+++ Data extract

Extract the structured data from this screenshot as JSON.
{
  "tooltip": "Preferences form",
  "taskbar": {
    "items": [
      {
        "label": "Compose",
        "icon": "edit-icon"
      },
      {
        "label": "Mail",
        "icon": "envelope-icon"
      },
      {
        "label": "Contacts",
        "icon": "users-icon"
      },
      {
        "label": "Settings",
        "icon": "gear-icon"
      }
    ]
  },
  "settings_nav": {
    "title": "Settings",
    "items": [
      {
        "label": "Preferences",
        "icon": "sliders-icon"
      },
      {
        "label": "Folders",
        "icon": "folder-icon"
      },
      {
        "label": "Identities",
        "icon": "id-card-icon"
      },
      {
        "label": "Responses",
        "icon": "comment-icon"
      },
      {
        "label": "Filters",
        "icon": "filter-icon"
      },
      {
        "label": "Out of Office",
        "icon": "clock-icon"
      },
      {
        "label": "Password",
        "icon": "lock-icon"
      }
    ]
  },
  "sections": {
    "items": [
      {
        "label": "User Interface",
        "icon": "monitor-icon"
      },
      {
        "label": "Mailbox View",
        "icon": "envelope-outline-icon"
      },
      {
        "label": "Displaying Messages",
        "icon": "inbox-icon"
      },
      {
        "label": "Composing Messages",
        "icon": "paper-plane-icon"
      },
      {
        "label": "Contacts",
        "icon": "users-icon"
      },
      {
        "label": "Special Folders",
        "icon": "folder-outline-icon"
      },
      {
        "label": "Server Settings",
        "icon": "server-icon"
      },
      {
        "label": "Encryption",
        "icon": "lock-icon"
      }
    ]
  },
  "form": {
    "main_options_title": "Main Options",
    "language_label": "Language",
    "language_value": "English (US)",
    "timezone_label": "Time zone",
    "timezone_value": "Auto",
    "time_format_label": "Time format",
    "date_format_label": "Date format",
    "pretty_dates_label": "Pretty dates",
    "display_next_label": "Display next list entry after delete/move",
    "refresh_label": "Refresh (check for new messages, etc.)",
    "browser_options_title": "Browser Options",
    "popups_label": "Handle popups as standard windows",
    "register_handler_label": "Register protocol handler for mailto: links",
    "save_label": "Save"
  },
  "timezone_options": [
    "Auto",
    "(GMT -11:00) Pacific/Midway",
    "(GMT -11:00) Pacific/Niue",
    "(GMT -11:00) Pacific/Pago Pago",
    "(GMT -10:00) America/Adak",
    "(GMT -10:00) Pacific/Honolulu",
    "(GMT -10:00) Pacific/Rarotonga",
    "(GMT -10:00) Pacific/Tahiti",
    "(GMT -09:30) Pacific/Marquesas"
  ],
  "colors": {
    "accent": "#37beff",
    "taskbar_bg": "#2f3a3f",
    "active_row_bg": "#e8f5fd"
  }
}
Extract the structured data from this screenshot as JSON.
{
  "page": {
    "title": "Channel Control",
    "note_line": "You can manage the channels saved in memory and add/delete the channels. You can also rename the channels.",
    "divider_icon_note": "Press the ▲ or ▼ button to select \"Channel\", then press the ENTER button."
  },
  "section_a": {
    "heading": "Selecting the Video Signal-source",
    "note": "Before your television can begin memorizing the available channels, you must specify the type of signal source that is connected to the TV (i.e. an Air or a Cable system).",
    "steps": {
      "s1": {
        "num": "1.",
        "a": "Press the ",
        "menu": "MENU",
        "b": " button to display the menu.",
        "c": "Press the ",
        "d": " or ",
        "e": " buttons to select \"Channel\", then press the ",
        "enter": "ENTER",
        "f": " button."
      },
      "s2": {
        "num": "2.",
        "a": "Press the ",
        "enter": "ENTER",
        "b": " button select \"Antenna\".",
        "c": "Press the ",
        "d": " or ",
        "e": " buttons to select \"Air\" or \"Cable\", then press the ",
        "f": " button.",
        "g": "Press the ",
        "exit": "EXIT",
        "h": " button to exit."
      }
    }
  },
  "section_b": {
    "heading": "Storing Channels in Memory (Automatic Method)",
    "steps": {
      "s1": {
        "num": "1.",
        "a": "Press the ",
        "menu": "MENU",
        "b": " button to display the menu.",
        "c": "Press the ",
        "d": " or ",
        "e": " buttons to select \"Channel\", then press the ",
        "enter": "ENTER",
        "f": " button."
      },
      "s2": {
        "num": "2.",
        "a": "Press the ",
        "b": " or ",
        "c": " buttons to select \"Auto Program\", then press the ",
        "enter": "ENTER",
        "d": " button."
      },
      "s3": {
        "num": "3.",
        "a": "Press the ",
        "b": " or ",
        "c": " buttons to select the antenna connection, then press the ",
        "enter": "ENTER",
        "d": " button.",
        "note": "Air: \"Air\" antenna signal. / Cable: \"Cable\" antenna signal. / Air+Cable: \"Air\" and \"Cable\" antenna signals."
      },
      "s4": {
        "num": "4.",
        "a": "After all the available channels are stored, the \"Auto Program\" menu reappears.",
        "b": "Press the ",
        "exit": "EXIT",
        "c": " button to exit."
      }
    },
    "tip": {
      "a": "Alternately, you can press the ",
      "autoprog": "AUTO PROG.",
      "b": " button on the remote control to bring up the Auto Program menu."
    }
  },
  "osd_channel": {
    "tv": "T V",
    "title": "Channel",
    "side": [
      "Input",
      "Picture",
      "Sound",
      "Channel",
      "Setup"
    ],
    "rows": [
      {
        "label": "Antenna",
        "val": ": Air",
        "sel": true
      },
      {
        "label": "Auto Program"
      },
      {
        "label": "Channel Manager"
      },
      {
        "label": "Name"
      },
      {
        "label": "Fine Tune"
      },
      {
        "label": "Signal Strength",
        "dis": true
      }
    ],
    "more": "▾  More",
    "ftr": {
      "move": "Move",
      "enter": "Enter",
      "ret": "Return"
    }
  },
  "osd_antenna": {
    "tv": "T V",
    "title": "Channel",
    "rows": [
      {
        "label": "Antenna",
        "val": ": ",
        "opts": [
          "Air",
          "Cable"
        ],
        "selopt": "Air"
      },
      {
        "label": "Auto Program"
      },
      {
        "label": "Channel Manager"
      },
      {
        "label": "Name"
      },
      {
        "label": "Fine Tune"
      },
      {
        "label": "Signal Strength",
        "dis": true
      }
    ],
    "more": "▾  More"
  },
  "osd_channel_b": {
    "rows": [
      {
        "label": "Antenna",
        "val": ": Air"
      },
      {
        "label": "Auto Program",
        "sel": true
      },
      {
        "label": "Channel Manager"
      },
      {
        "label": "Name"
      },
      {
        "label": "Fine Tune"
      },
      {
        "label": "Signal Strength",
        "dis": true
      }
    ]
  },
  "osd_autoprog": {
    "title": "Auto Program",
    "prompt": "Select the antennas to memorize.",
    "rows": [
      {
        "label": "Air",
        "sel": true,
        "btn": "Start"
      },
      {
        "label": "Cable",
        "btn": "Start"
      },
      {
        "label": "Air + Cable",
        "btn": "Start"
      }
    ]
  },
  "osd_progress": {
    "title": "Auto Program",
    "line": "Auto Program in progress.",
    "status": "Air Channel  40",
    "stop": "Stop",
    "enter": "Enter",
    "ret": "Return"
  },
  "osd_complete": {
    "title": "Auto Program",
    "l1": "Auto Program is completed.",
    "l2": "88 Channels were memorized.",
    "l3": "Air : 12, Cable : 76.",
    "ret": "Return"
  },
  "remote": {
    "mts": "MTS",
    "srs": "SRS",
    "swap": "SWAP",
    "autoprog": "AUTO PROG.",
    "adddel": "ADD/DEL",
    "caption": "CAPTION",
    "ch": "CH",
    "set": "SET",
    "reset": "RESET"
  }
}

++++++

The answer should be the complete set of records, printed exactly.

Extract the structured data from this screenshot as JSON.
{
  "tooltip": "Preferences form",
  "taskbar": {
    "items": [
      {
        "label": "Compose",
        "icon": "edit-icon"
      },
      {
        "label": "Mail",
        "icon": "envelope-icon"
      },
      {
        "label": "Contacts",
        "icon": "users-icon"
      },
      {
        "label": "Settings",
        "icon": "gear-icon"
      }
    ]
  },
  "settings_nav": {
    "title": "Settings",
    "items": [
      {
        "label": "Preferences",
        "icon": "sliders-icon"
      },
      {
        "label": "Folders",
        "icon": "folder-icon"
      },
      {
        "label": "Identities",
        "icon": "id-card-icon"
      },
      {
        "label": "Responses",
        "icon": "comment-icon"
      },
      {
        "label": "Filters",
        "icon": "filter-icon"
      },
      {
        "label": "Out of Office",
        "icon": "clock-icon"
      },
      {
        "label": "Password",
        "icon": "lock-icon"
      }
    ]
  },
  "sections": {
    "items": [
      {
        "label": "User Interface",
        "icon": "monitor-icon"
      },
      {
        "label": "Mailbox View",
        "icon": "envelope-outline-icon"
      },
      {
        "label": "Displaying Messages",
        "icon": "inbox-icon"
      },
      {
        "label": "Composing Messages",
        "icon": "paper-plane-icon"
      },
      {
        "label": "Contacts",
        "icon": "users-icon"
      },
      {
        "label": "Special Folders",
        "icon": "folder-outline-icon"
      },
      {
        "label": "Server Settings",
        "icon": "server-icon"
      },
      {
        "label": "Encryption",
        "icon": "lock-icon"
      }
    ]
  },
  "form": {
    "main_options_title": "Main Options",
    "language_label": "Language",
    "language_value": "English (US)",
    "timezone_label": "Time zone",
    "timezone_value": "Auto",
    "time_format_label": "Time format",
    "date_format_label": "Date format",
    "pretty_dates_label": "Pretty dates",
    "display_next_label": "Display next list entry after delete/move",
    "refresh_label": "Refresh (check for new messages, etc.)",
    "browser_options_title": "Browser Options",
    "popups_label": "Handle popups as standard windows",
    "register_handler_label": "Register protocol handler for mailto: links",
    "save_label": "Save"
  },
  "timezone_options": [
    "Auto",
    "(GMT -11:00) Pacific/Midway",
    "(GMT -11:00) Pacific/Niue",
    "(GMT -11:00) Pacific/Pago Pago",
    "(GMT -10:00) America/Adak",
    "(GMT -10:00) Pacific/Honolulu",
    "(GMT -10:00) Pacific/Rarotonga",
    "(GMT -10:00) Pacific/Tahiti",
    "(GMT -09:30) Pacific/Marquesas"
  ],
  "colors": {
    "accent": "#37beff",
    "taskbar_bg": "#2f3a3f",
    "active_row_bg": "#e8f5fd"
  }
}
Extract the structured data from this screenshot as JSON.
{
  "page": {
    "title": "Channel Control",
    "note_line": "You can manage the channels saved in memory and add/delete the channels. You can also rename the channels.",
    "divider_icon_note": "Press the ▲ or ▼ button to select \"Channel\", then press the ENTER button."
  },
  "section_a": {
    "heading": "Selecting the Video Signal-source",
    "note": "Before your television can begin memorizing the available channels, you must specify the type of signal source that is connected to the TV (i.e. an Air or a Cable system).",
    "steps": {
      "s1": {
        "num": "1.",
        "a": "Press the ",
        "menu": "MENU",
        "b": " button to display the menu.",
        "c": "Press the ",
        "d": " or ",
        "e": " buttons to select \"Channel\", then press the ",
        "enter": "ENTER",
        "f": " button."
      },
      "s2": {
        "num": "2.",
        "a": "Press the ",
        "enter": "ENTER",
        "b": " button select \"Antenna\".",
        "c": "Press the ",
        "d": " or ",
        "e": " buttons to select \"Air\" or \"Cable\", then press the ",
        "f": " button.",
        "g": "Press the ",
        "exit": "EXIT",
        "h": " button to exit."
      }
    }
  },
  "section_b": {
    "heading": "Storing Channels in Memory (Automatic Method)",
    "steps": {
      "s1": {
        "num": "1.",
        "a": "Press the ",
        "menu": "MENU",
        "b": " button to display the menu.",
        "c": "Press the ",
        "d": " or ",
        "e": " buttons to select \"Channel\", then press the ",
        "enter": "ENTER",
        "f": " button."
      },
      "s2": {
        "num": "2.",
        "a": "Press the ",
        "b": " or ",
        "c": " buttons to select \"Auto Program\", then press the ",
        "enter": "ENTER",
        "d": " button."
      },
      "s3": {
        "num": "3.",
        "a": "Press the ",
        "b": " or ",
        "c": " buttons to select the antenna connection, then press the ",
        "enter": "ENTER",
        "d": " button.",
        "note": "Air: \"Air\" antenna signal. / Cable: \"Cable\" antenna signal. / Air+Cable: \"Air\" and \"Cable\" antenna signals."
      },
      "s4": {
        "num": "4.",
        "a": "After all the available channels are stored, the \"Auto Program\" menu reappears.",
        "b": "Press the ",
        "exit": "EXIT",
        "c": " button to exit."
      }
    },
    "tip": {
      "a": "Alternately, you can press the ",
      "autoprog": "AUTO PROG.",
      "b": " button on the remote control to bring up the Auto Program menu."
    }
  },
  "osd_channel": {
    "tv": "T V",
    "title": "Channel",
    "side": [
      "Input",
      "Picture",
      "Sound",
      "Channel",
      "Setup"
    ],
    "rows": [
      {
        "label": "Antenna",
        "val": ": Air",
        "sel": true
      },
      {
        "label": "Auto Program"
      },
      {
        "label": "Channel Manager"
      },
      {
        "label": "Name"
      },
      {
        "label": "Fine Tune"
      },
      {
        "label": "Signal Strength",
        "dis": true
      }
    ],
    "more": "▾  More",
    "ftr": {
      "move": "Move",
      "enter": "Enter",
      "ret": "Return"
    }
  },
  "osd_antenna": {
    "tv": "T V",
    "title": "Channel",
    "rows": [
      {
        "label": "Antenna",
        "val": ": ",
        "opts": [
          "Air",
          "Cable"
        ],
        "selopt": "Air"
      },
      {
        "label": "Auto Program"
      },
      {
        "label": "Channel Manager"
      },
      {
        "label": "Name"
      },
      {
        "label": "Fine Tune"
      },
      {
        "label": "Signal Strength",
        "dis": true
      }
    ],
    "more": "▾  More"
  },
  "osd_channel_b": {
    "rows": [
      {
        "label": "Antenna",
        "val": ": Air"
      },
      {
        "label": "Auto Program",
        "sel": true
      },
      {
        "label": "Channel Manager"
      },
      {
        "label": "Name"
      },
      {
        "label": "Fine Tune"
      },
      {
        "label": "Signal Strength",
        "dis": true
      }
    ]
  },
  "osd_autoprog": {
    "title": "Auto Program",
    "prompt": "Select the antennas to memorize.",
    "rows": [
      {
        "label": "Air",
        "sel": true,
        "btn": "Start"
      },
      {
        "label": "Cable",
        "btn": "Start"
      },
      {
        "label": "Air + Cable",
        "btn": "Start"
      }
    ]
  },
  "osd_progress": {
    "title": "Auto Program",
    "line": "Auto Program in progress.",
    "status": "Air Channel  40",
    "stop": "Stop",
    "enter": "Enter",
    "ret": "Return"
  },
  "osd_complete": {
    "title": "Auto Program",
    "l1": "Auto Program is completed.",
    "l2": "88 Channels were memorized.",
    "l3": "Air : 12, Cable : 76.",
    "ret": "Return"
  },
  "remote": {
    "mts": "MTS",
    "srs": "SRS",
    "swap": "SWAP",
    "autoprog": "AUTO PROG.",
    "adddel": "ADD/DEL",
    "caption": "CAPTION",
    "ch": "CH",
    "set": "SET",
    "reset": "RESET"
  }
}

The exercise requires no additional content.